Interactive map of UK Universities
Click on the picture to go to the interactive map.
Types of institutions
There are two major kinds of degree-awarding institutions offering higher education in the UK:
- Universities—traditionally regarded as the centers of academic learning and offer a wide variety of courses.
- Colleges and Institutions of Higher Education—generally smaller than universities and may concentrate on specific fields of study such as education, art or music.
- Oxford and Cambridge—have a unique status and different entrance system than all other schools. A student can apply to Oxford or Cambridge but not both; this is usually referred to as an Oxbridge application. The UCAS application plus supplemental forms and submissions must be completed before October 15(September for Cambridge applicants wanting to interview in Asia).
- Red Brick universities—sometimes called ‘civic’ universities. These were mainly built in the late 19thcentury and include schools such as Bristol, Leeds, Birmingham, Liverpool, Sheffield and Manchester. Entrance is very competitive and the degree programs tend to be less flexible than the newer universities.
- “New” universities"—built in the 1960’s such as York, Sussex, Essex, East Anglia. These vary in competitiveness.
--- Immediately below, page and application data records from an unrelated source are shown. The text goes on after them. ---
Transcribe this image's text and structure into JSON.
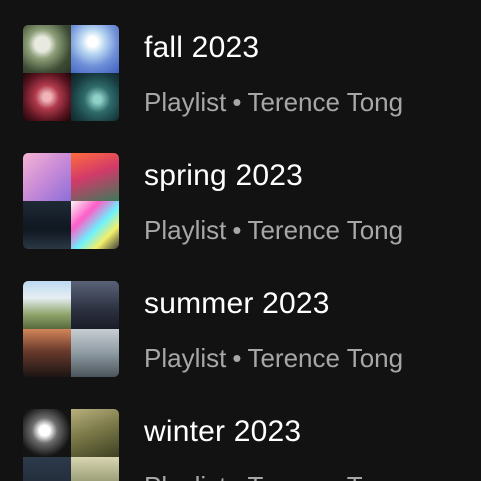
{
  "playlists": [
    {
      "title": "fall 2023",
      "type": "Playlist",
      "separator": "•",
      "owner": "Terence Tong"
    },
    {
      "title": "spring 2023",
      "type": "Playlist",
      "separator": "•",
      "owner": "Terence Tong"
    },
    {
      "title": "summer 2023",
      "type": "Playlist",
      "separator": "•",
      "owner": "Terence Tong"
    },
    {
      "title": "winter 2023",
      "type": "Playlist",
      "separator": "•",
      "owner": "Terence Tong"
    }
  ],
  "colors": {
    "background": "#121212",
    "title": "#ffffff",
    "subtitle": "#a7a7a7"
  }
}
Programs at these schools tend to be more flexible and often interdisciplinary.
- New universities, former “Polytechnics”—these schools were granted university status in 1992. They tend to have strong industrial or commercial links and often offer more applied and vocational courses using the sandwich program. They offer science, technology, design and business oriented courses. Many have strong job placement records with industry. Tend to be less competitive for admissions and have a wider variety of students enrolling in their programs.
- “Technology” universities—also founded in the 1960’s such as Brunel and Aston. These schools offer very highly regarded degrees in pre-professional fields. Admissions may be very competitive.
- Scottish universities—usually offer four-year programs that tend to be broader based than other UK courses. Edinburgh and St. Andrews are very competitive.
Undergraduate degrees usually take three years to complete although some institutions offer special four-year programs for students whose high school qualifications do not meet university requirements. In these cases, some universities may require an applicant to complete a “foundation year” before enrolling in the full degree program. Professional courses such as medicine, dentistry and architecture may take up to seven years to complete.
Admission requirements to colleges/universities in Great Britain are often selective. In the U.K., each institution sets its own standards for admission and individually reviews the applicants. Some are more rigid while others are more flexible. Most universities will list requirements based on tariff points, the GCE, AS or A level exam results but accept other types of assessment (IB diploma). Some schools in the UK are now expecting students to take and score well on the SAT/Subject Tests if the student is attending an American high school in the United States (or ISB). Students must consult the university to determine admissions requirements. The best way to find out about a particular school is to visit their website and to write to their admissions office directly.
In applying to the UK, it is best to identify the course of study first, then the university. The UCAS website allows for searches which will produce universities offering the selected course of study. Career